At the time that this review was written, no other set of truly wireless earphones come close to being able to touch the quality of audio that the MW07 is capable of producing. The amount of audio separation and wide soundstage that the MW07 provides is outstanding for an earphone of this type. Popping a pair of these things on will have you enjoying clear, crisp-sounding mid and high-frequency sound. The punchy, distortion-free bass, available even at low volumes, surpasses what B&O’s E8 have to offer.
The rasp of Doug Weiselman’s breath as it passes over the reed of his bass clarinet on The Martin Hayes Quartet’s Mo Mhuirnin Ban can be heard amidst the dulcet, low tones of his instrument. So too, the clicks of his fingers dancing over his clarinet’s keyworks. When listening on other earbuds, the vocals of The Rural Alberta Advantage’s Nils Edenloff on Beacon Hill all too often got lost in the wall of sound produced by the band’s guitar, keyboard, and relentless kick drum. Not so with the MW07. No matter what I listened to, these earphones excel at relating the emotions weight in acoustic music. Lovers of jazz, classical music, or bluegrass will definitely want to check these earbuds out. I was also pleased to find that when watching videos on my iPhone, I experienced no audio sync issues.
While taking on the phone or FaceTime calls, I found that the earbuds’ omni-directional microphones provided acceptable audio quality. Those I was talking with said that they were able to understand me, even when I called from a noisy cafe. Master & Dynamic took steps to ensure that those wearing their earphones will be able to hear what they’re listening too. Five different sizes of silicon ear tips are included with the MW07.
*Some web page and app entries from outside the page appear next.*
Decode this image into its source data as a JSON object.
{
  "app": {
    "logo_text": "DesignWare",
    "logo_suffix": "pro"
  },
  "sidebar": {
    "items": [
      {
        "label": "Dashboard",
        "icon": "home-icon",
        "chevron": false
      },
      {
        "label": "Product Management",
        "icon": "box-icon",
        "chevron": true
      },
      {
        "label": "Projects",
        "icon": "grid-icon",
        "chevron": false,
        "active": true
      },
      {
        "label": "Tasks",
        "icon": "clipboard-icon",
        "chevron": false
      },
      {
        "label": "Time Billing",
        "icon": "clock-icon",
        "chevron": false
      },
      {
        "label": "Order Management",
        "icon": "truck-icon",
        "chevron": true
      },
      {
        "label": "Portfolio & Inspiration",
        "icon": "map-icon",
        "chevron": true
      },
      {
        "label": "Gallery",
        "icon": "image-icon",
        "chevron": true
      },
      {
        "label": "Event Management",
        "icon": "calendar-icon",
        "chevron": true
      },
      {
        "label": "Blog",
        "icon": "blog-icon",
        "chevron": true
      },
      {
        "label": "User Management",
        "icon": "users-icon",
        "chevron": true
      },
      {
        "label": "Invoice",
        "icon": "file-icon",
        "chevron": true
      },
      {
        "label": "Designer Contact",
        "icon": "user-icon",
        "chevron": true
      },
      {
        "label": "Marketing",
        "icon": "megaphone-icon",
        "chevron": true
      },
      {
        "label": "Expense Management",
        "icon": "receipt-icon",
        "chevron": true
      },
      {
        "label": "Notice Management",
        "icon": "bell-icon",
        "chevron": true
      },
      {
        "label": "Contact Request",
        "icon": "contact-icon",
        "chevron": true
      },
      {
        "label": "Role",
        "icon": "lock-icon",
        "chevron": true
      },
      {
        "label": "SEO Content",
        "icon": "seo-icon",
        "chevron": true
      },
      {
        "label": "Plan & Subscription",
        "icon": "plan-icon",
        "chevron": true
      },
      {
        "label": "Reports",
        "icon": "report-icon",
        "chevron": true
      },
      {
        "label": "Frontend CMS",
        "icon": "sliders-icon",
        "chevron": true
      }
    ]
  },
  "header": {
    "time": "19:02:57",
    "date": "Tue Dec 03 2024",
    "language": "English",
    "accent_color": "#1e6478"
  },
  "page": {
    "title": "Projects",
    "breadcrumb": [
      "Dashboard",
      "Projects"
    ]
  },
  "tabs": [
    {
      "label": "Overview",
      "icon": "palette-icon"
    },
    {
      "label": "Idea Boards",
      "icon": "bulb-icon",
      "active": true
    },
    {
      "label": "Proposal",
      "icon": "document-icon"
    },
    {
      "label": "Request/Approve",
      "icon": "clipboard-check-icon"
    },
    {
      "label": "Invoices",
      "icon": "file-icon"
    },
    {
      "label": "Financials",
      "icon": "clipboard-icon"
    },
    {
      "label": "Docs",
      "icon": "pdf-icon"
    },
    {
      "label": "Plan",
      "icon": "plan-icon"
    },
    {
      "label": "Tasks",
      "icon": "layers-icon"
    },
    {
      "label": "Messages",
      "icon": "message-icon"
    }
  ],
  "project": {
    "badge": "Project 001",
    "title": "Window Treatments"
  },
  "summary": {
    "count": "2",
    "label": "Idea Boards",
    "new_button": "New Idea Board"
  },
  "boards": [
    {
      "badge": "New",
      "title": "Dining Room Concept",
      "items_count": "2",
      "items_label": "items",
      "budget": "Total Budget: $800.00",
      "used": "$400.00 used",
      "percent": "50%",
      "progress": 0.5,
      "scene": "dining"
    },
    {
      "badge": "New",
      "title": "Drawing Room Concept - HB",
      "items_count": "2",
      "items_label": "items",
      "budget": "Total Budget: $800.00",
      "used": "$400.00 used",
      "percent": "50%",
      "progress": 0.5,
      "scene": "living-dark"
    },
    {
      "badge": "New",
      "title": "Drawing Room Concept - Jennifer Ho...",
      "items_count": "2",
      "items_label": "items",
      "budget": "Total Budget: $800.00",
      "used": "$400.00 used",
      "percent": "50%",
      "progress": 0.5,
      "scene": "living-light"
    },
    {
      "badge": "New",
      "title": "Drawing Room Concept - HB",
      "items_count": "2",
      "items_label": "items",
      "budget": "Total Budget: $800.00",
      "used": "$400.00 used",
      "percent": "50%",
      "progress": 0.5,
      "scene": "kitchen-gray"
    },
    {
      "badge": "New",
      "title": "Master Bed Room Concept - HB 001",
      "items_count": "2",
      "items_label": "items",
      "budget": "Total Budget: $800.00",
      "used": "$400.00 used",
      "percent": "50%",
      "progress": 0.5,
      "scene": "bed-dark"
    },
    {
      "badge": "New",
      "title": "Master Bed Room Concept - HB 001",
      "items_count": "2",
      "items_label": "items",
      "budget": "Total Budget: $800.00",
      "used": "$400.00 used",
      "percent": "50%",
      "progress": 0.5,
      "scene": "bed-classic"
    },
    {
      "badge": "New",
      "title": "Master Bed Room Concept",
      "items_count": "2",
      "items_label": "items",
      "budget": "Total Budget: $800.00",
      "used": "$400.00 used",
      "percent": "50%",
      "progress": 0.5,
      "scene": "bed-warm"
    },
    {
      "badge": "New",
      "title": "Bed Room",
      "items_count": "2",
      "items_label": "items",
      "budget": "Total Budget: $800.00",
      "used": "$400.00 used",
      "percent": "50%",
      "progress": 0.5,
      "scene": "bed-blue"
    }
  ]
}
While the passive noise reduction they provided was no match for what Active Noise Cancellation headphones can provide, I found that, with the volume of my music cranked up to around 80%, I was able to block out the majority of the the noise around me during a cross country flight earlier this week. What’s more, during the week that I tested the MW07, I didn’t experience a single connectivity issue so long as my iPhone 7 Plus was within 50 feet.
The Bottom Line
Despite their underwhelming battery performance and high price, I have no problem recommending Master & Dynamic’s MW07 to audiophiles looking for the best aural experience that true wireless headphones can afford. The bespoke materials that these earphones are made from, their excellent industrial design, and amazing sound quality will fill any music lover’s heart with joy.
Séamus Bellamy is a travel and technology writer with bylines at Boing Boing, AFAR Magazine, BBC Worldwide and USA Today. A full-time digital nomad, Séamus calls Canada home--but he doesn't see it all that often.